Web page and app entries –
=== Begin Enclosure ===

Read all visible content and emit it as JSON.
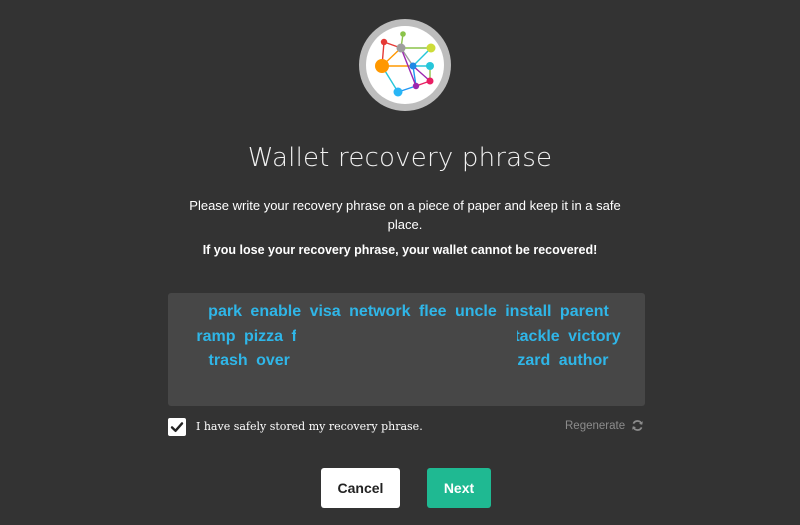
{
  "logo": {
    "icon": "wallet-network-logo-icon"
  },
  "title": "Wallet recovery phrase",
  "description": "Please write your recovery phrase on a piece of paper and keep it in a safe place.",
  "warning": "If you lose your recovery phrase, your wallet cannot be recovered!",
  "phrase": {
    "words": [
      "park",
      "enable",
      "visa",
      "network",
      "flee",
      "uncle",
      "install",
      "parent",
      "ramp",
      "pizza",
      "f",
      "tackle",
      "victory",
      "trash",
      "over",
      "zard",
      "author"
    ],
    "color": "#2fb6e8"
  },
  "confirm": {
    "label": "I have safely stored my recovery phrase.",
    "checked": true
  },
  "regenerate": {
    "label": "Regenerate",
    "icon": "refresh-icon"
  },
  "buttons": {
    "cancel": "Cancel",
    "next": "Next"
  },
  "colors": {
    "background": "#333333",
    "accent": "#1fb992",
    "phrase_box": "#474747"
  }
}
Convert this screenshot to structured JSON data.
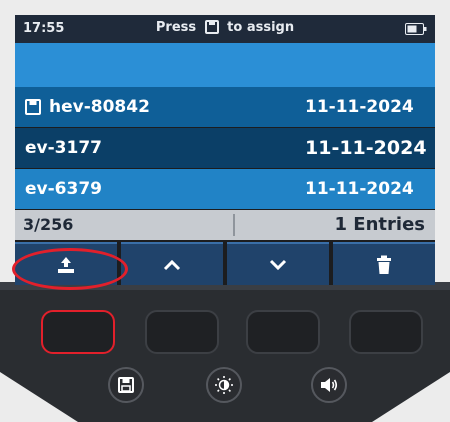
{
  "status": {
    "time": "17:55",
    "message_before": "Press",
    "message_icon": "save-icon",
    "message_after": "to assign",
    "battery_icon": "battery-icon"
  },
  "rows": [
    {
      "name": "hev-80842",
      "date": "11-11-2024",
      "icon": "save-icon"
    },
    {
      "name": "ev-3177",
      "date": "11-11-2024"
    },
    {
      "name": "ev-6379",
      "date": "11-11-2024"
    }
  ],
  "info": {
    "count": "3/256",
    "entries": "1 Entries"
  },
  "softkeys": [
    {
      "icon": "upload-icon"
    },
    {
      "icon": "chevron-up-icon"
    },
    {
      "icon": "chevron-down-icon"
    },
    {
      "icon": "trash-icon"
    }
  ],
  "hardware": {
    "function_keys": 4,
    "round_buttons": [
      {
        "icon": "save-icon"
      },
      {
        "icon": "brightness-icon"
      },
      {
        "icon": "volume-icon"
      }
    ]
  },
  "colors": {
    "header": "#1f2a3a",
    "accent": "#2b8fd6",
    "row_selected": "#0b3f67",
    "highlight": "#e2202b",
    "softkey": "#20436b"
  }
}
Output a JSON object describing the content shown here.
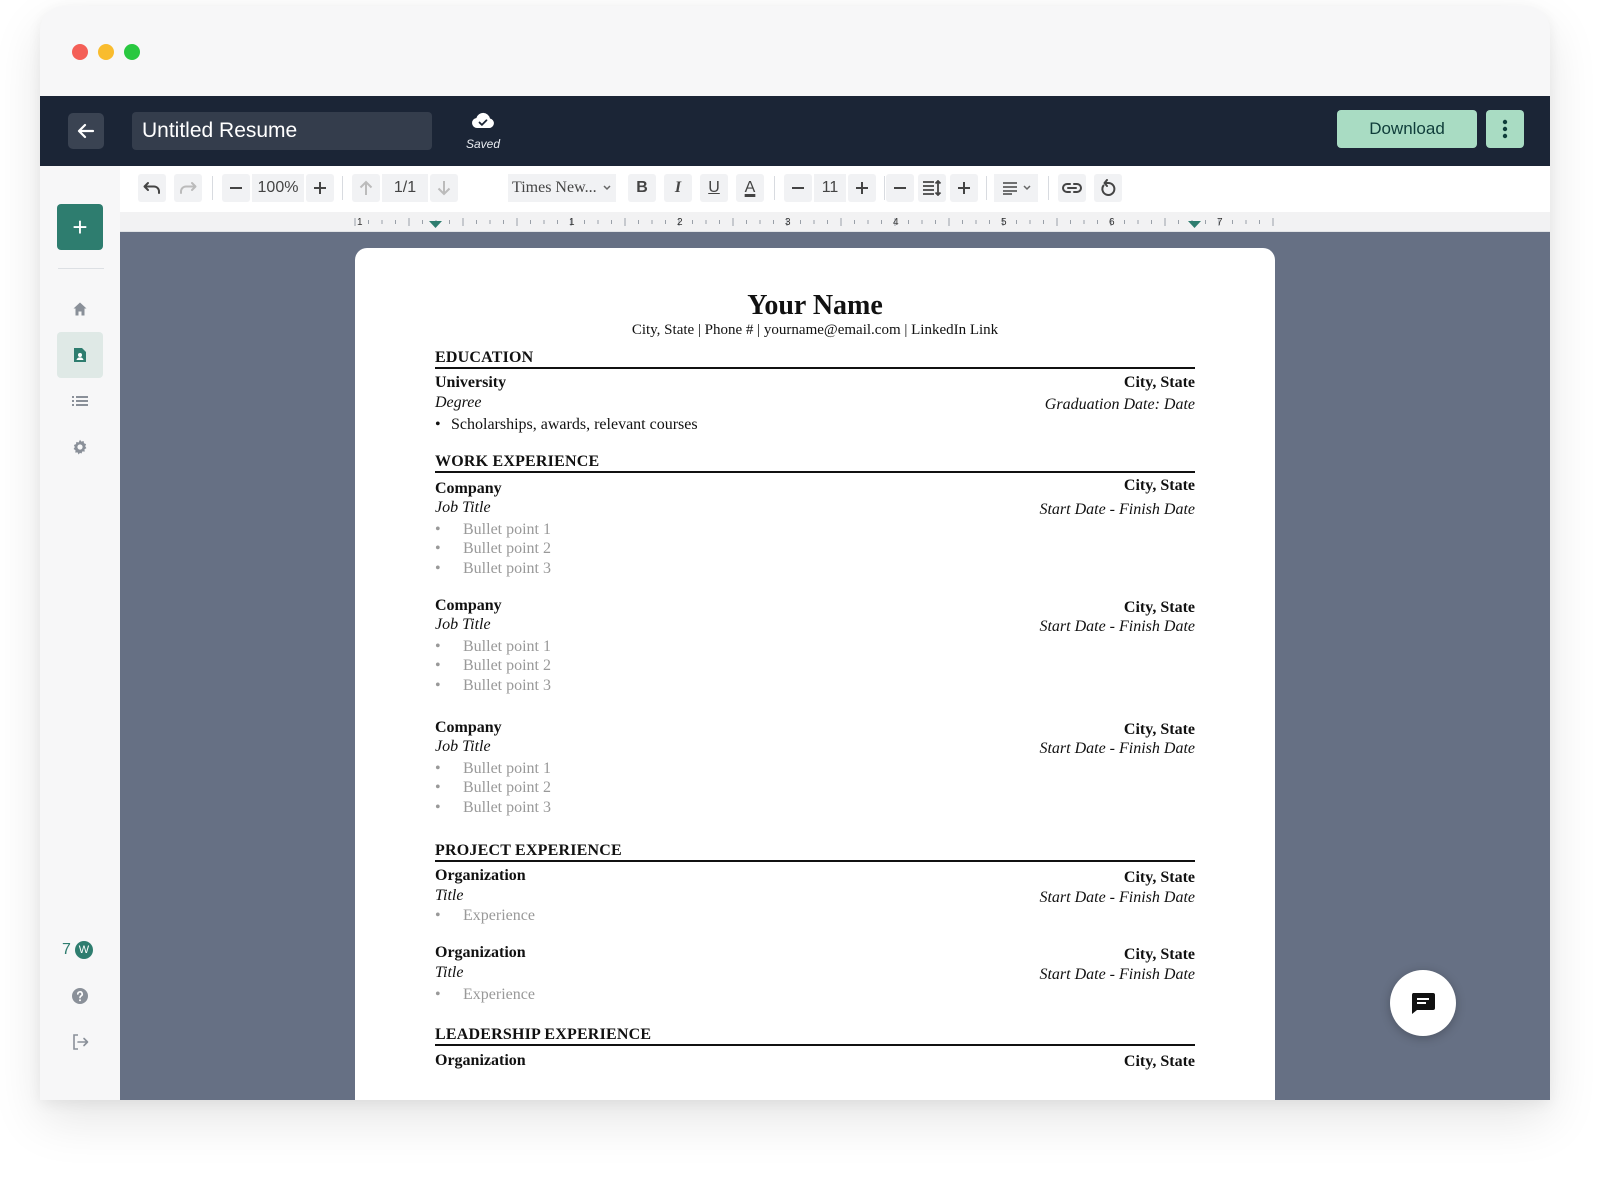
{
  "window": {
    "traffic_colors": [
      "#f45f57",
      "#f9bc2e",
      "#29c840"
    ]
  },
  "header": {
    "document_title": "Untitled Resume",
    "save_status": "Saved",
    "download_label": "Download",
    "icons": [
      "arrow-left-icon",
      "cloud-check-icon",
      "more-vertical-icon"
    ]
  },
  "sidebar": {
    "add_label": "+",
    "items": [
      {
        "name": "home",
        "icon": "home-icon"
      },
      {
        "name": "resume",
        "icon": "resume-doc-icon",
        "active": true
      },
      {
        "name": "list",
        "icon": "list-icon"
      },
      {
        "name": "settings",
        "icon": "gear-icon"
      }
    ],
    "credits_count": "7",
    "credits_badge": "W",
    "bottom_icons": [
      "help-icon",
      "logout-icon"
    ]
  },
  "toolbar": {
    "zoom": "100%",
    "page_indicator": "1/1",
    "font_name": "Times New...",
    "font_size": "11",
    "bold": "B",
    "italic": "I",
    "underline": "U",
    "color": "A"
  },
  "ruler": {
    "labels": [
      "1",
      "1",
      "2",
      "3",
      "4",
      "5",
      "6",
      "7"
    ]
  },
  "resume": {
    "name": "Your Name",
    "contact": "City, State | Phone # | yourname@email.com | LinkedIn Link",
    "sections": {
      "education": {
        "title": "EDUCATION",
        "entry": {
          "org": "University",
          "location": "City, State",
          "role": "Degree",
          "date": "Graduation Date: Date",
          "bullet": "Scholarships, awards, relevant courses"
        }
      },
      "work": {
        "title": "WORK EXPERIENCE",
        "entries": [
          {
            "org": "Company",
            "location": "City, State",
            "role": "Job Title",
            "date": "Start Date - Finish Date",
            "bullets": [
              "Bullet point 1",
              "Bullet point 2",
              "Bullet point 3"
            ]
          },
          {
            "org": "Company",
            "location": "City, State",
            "role": "Job Title",
            "date": "Start Date - Finish Date",
            "bullets": [
              "Bullet point 1",
              "Bullet point 2",
              "Bullet point 3"
            ]
          },
          {
            "org": "Company",
            "location": "City, State",
            "role": "Job Title",
            "date": "Start Date - Finish Date",
            "bullets": [
              "Bullet point 1",
              "Bullet point 2",
              "Bullet point 3"
            ]
          }
        ]
      },
      "project": {
        "title": "PROJECT EXPERIENCE",
        "entries": [
          {
            "org": "Organization",
            "location": "City, State",
            "role": "Title",
            "date": "Start Date - Finish Date",
            "bullet": "Experience"
          },
          {
            "org": "Organization",
            "location": "City, State",
            "role": "Title",
            "date": "Start Date - Finish Date",
            "bullet": "Experience"
          }
        ]
      },
      "leadership": {
        "title": "LEADERSHIP EXPERIENCE",
        "entry": {
          "org": "Organization",
          "location": "City, State"
        }
      }
    }
  },
  "colors": {
    "topbar": "#1b2536",
    "accent": "#2e7d6f",
    "download_bg": "#a9dcc3",
    "canvas": "#667084"
  }
}
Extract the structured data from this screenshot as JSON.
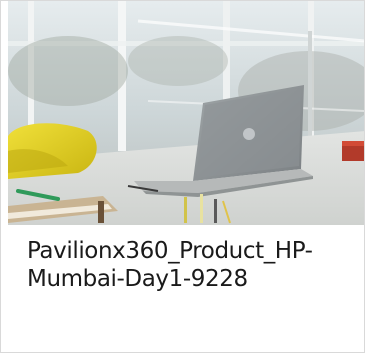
{
  "card": {
    "image_alt": "HP Pavilion x360 laptop on an office table",
    "title_line1": "Pavilionx360_Product_HP-",
    "title_line2": "Mumbai-Day1-9228"
  }
}
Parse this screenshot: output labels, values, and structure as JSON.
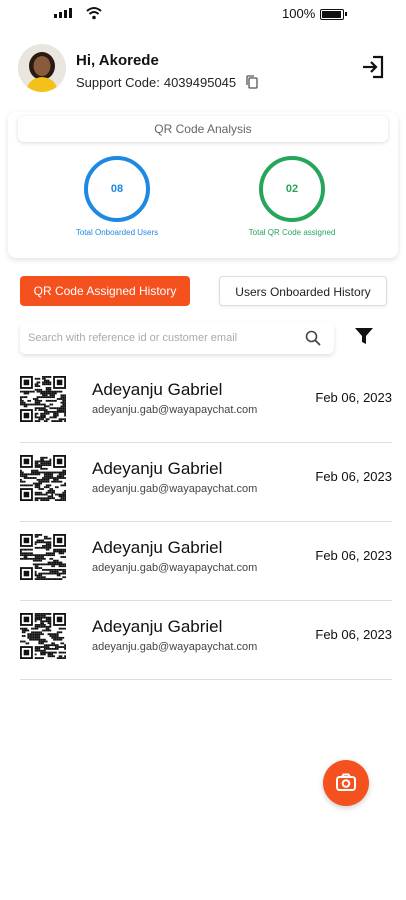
{
  "status_bar": {
    "battery": "100%",
    "battery_level": 1.0
  },
  "header": {
    "greeting": "Hi, Akorede",
    "support_label": "Support Code:",
    "support_code": "4039495045"
  },
  "analysis": {
    "title": "QR Code Analysis",
    "stats": [
      {
        "value": "08",
        "label": "Total Onboarded Users",
        "color": "#1e88e5"
      },
      {
        "value": "02",
        "label": "Total QR Code assigned",
        "color": "#27a55a"
      }
    ]
  },
  "tabs": {
    "active": "QR Code Assigned History",
    "inactive": "Users Onboarded History"
  },
  "search": {
    "placeholder": "Search with reference id or customer email",
    "value": ""
  },
  "list": [
    {
      "name": "Adeyanju Gabriel",
      "email": "adeyanju.gab@wayapaychat.com",
      "date": "Feb 06, 2023"
    },
    {
      "name": "Adeyanju Gabriel",
      "email": "adeyanju.gab@wayapaychat.com",
      "date": "Feb 06, 2023"
    },
    {
      "name": "Adeyanju Gabriel",
      "email": "adeyanju.gab@wayapaychat.com",
      "date": "Feb 06, 2023"
    },
    {
      "name": "Adeyanju Gabriel",
      "email": "adeyanju.gab@wayapaychat.com",
      "date": "Feb 06, 2023"
    }
  ],
  "colors": {
    "accent": "#f4511e",
    "blue": "#1e88e5",
    "green": "#27a55a"
  },
  "icons": [
    "signal-icon",
    "wifi-icon",
    "battery-icon",
    "copy-icon",
    "logout-icon",
    "search-icon",
    "filter-icon",
    "qr-code-icon",
    "camera-icon"
  ]
}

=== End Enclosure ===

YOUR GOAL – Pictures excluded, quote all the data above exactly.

TASK RESULT –
Read all visible content and emit it as JSON.
{
  "logo": {
    "icon": "wallet-network-logo-icon"
  },
  "title": "Wallet recovery phrase",
  "description": "Please write your recovery phrase on a piece of paper and keep it in a safe place.",
  "warning": "If you lose your recovery phrase, your wallet cannot be recovered!",
  "phrase": {
    "words": [
      "park",
      "enable",
      "visa",
      "network",
      "flee",
      "uncle",
      "install",
      "parent",
      "ramp",
      "pizza",
      "f",
      "tackle",
      "victory",
      "trash",
      "over",
      "zard",
      "author"
    ],
    "color": "#2fb6e8"
  },
  "confirm": {
    "label": "I have safely stored my recovery phrase.",
    "checked": true
  },
  "regenerate": {
    "label": "Regenerate",
    "icon": "refresh-icon"
  },
  "buttons": {
    "cancel": "Cancel",
    "next": "Next"
  },
  "colors": {
    "background": "#333333",
    "accent": "#1fb992",
    "phrase_box": "#474747"
  }
}
Convert this screenshot to structured JSON data.
{
  "status": {
    "time": "17:55",
    "message_before": "Press",
    "message_icon": "save-icon",
    "message_after": "to assign",
    "battery_icon": "battery-icon"
  },
  "rows": [
    {
      "name": "hev-80842",
      "date": "11-11-2024",
      "icon": "save-icon"
    },
    {
      "name": "ev-3177",
      "date": "11-11-2024"
    },
    {
      "name": "ev-6379",
      "date": "11-11-2024"
    }
  ],
  "info": {
    "count": "3/256",
    "entries": "1 Entries"
  },
  "softkeys": [
    {
      "icon": "upload-icon"
    },
    {
      "icon": "chevron-up-icon"
    },
    {
      "icon": "chevron-down-icon"
    },
    {
      "icon": "trash-icon"
    }
  ],
  "hardware": {
    "function_keys": 4,
    "round_buttons": [
      {
        "icon": "save-icon"
      },
      {
        "icon": "brightness-icon"
      },
      {
        "icon": "volume-icon"
      }
    ]
  },
  "colors": {
    "header": "#1f2a3a",
    "accent": "#2b8fd6",
    "row_selected": "#0b3f67",
    "highlight": "#e2202b",
    "softkey": "#20436b"
  }
}
Output a JSON object describing the content shown here.
{
  "window": {
    "traffic_colors": [
      "#f45f57",
      "#f9bc2e",
      "#29c840"
    ]
  },
  "header": {
    "document_title": "Untitled Resume",
    "save_status": "Saved",
    "download_label": "Download",
    "icons": [
      "arrow-left-icon",
      "cloud-check-icon",
      "more-vertical-icon"
    ]
  },
  "sidebar": {
    "add_label": "+",
    "items": [
      {
        "name": "home",
        "icon": "home-icon"
      },
      {
        "name": "resume",
        "icon": "resume-doc-icon",
        "active": true
      },
      {
        "name": "list",
        "icon": "list-icon"
      },
      {
        "name": "settings",
        "icon": "gear-icon"
      }
    ],
    "credits_count": "7",
    "credits_badge": "W",
    "bottom_icons": [
      "help-icon",
      "logout-icon"
    ]
  },
  "toolbar": {
    "zoom": "100%",
    "page_indicator": "1/1",
    "font_name": "Times New...",
    "font_size": "11",
    "bold": "B",
    "italic": "I",
    "underline": "U",
    "color": "A"
  },
  "ruler": {
    "labels": [
      "1",
      "1",
      "2",
      "3",
      "4",
      "5",
      "6",
      "7"
    ]
  },
  "resume": {
    "name": "Your Name",
    "contact": "City, State | Phone # | yourname@email.com | LinkedIn Link",
    "sections": {
      "education": {
        "title": "EDUCATION",
        "entry": {
          "org": "University",
          "location": "City, State",
          "role": "Degree",
          "date": "Graduation Date: Date",
          "bullet": "Scholarships, awards, relevant courses"
        }
      },
      "work": {
        "title": "WORK EXPERIENCE",
        "entries": [
          {
            "org": "Company",
            "location": "City, State",
            "role": "Job Title",
            "date": "Start Date - Finish Date",
            "bullets": [
              "Bullet point 1",
              "Bullet point 2",
              "Bullet point 3"
            ]
          },
          {
            "org": "Company",
            "location": "City, State",
            "role": "Job Title",
            "date": "Start Date - Finish Date",
            "bullets": [
              "Bullet point 1",
              "Bullet point 2",
              "Bullet point 3"
            ]
          },
          {
            "org": "Company",
            "location": "City, State",
            "role": "Job Title",
            "date": "Start Date - Finish Date",
            "bullets": [
              "Bullet point 1",
              "Bullet point 2",
              "Bullet point 3"
            ]
          }
        ]
      },
      "project": {
        "title": "PROJECT EXPERIENCE",
        "entries": [
          {
            "org": "Organization",
            "location": "City, State",
            "role": "Title",
            "date": "Start Date - Finish Date",
            "bullet": "Experience"
          },
          {
            "org": "Organization",
            "location": "City, State",
            "role": "Title",
            "date": "Start Date - Finish Date",
            "bullet": "Experience"
          }
        ]
      },
      "leadership": {
        "title": "LEADERSHIP EXPERIENCE",
        "entry": {
          "org": "Organization",
          "location": "City, State"
        }
      }
    }
  },
  "colors": {
    "topbar": "#1b2536",
    "accent": "#2e7d6f",
    "download_bg": "#a9dcc3",
    "canvas": "#667084"
  }
}
Extract the structured data from this screenshot as JSON.
{
  "card": {
    "image_alt": "HP Pavilion x360 laptop on an office table",
    "title_line1": "Pavilionx360_Product_HP-",
    "title_line2": "Mumbai-Day1-9228"
  }
}
Parse this screenshot: output labels, values, and structure as JSON.
{
  "status_bar": {
    "battery": "100%",
    "battery_level": 1.0
  },
  "header": {
    "greeting": "Hi, Akorede",
    "support_label": "Support Code:",
    "support_code": "4039495045"
  },
  "analysis": {
    "title": "QR Code Analysis",
    "stats": [
      {
        "value": "08",
        "label": "Total Onboarded Users",
        "color": "#1e88e5"
      },
      {
        "value": "02",
        "label": "Total QR Code assigned",
        "color": "#27a55a"
      }
    ]
  },
  "tabs": {
    "active": "QR Code Assigned History",
    "inactive": "Users Onboarded History"
  },
  "search": {
    "placeholder": "Search with reference id or customer email",
    "value": ""
  },
  "list": [
    {
      "name": "Adeyanju Gabriel",
      "email": "adeyanju.gab@wayapaychat.com",
      "date": "Feb 06, 2023"
    },
    {
      "name": "Adeyanju Gabriel",
      "email": "adeyanju.gab@wayapaychat.com",
      "date": "Feb 06, 2023"
    },
    {
      "name": "Adeyanju Gabriel",
      "email": "adeyanju.gab@wayapaychat.com",
      "date": "Feb 06, 2023"
    },
    {
      "name": "Adeyanju Gabriel",
      "email": "adeyanju.gab@wayapaychat.com",
      "date": "Feb 06, 2023"
    }
  ],
  "colors": {
    "accent": "#f4511e",
    "blue": "#1e88e5",
    "green": "#27a55a"
  },
  "icons": [
    "signal-icon",
    "wifi-icon",
    "battery-icon",
    "copy-icon",
    "logout-icon",
    "search-icon",
    "filter-icon",
    "qr-code-icon",
    "camera-icon"
  ]
}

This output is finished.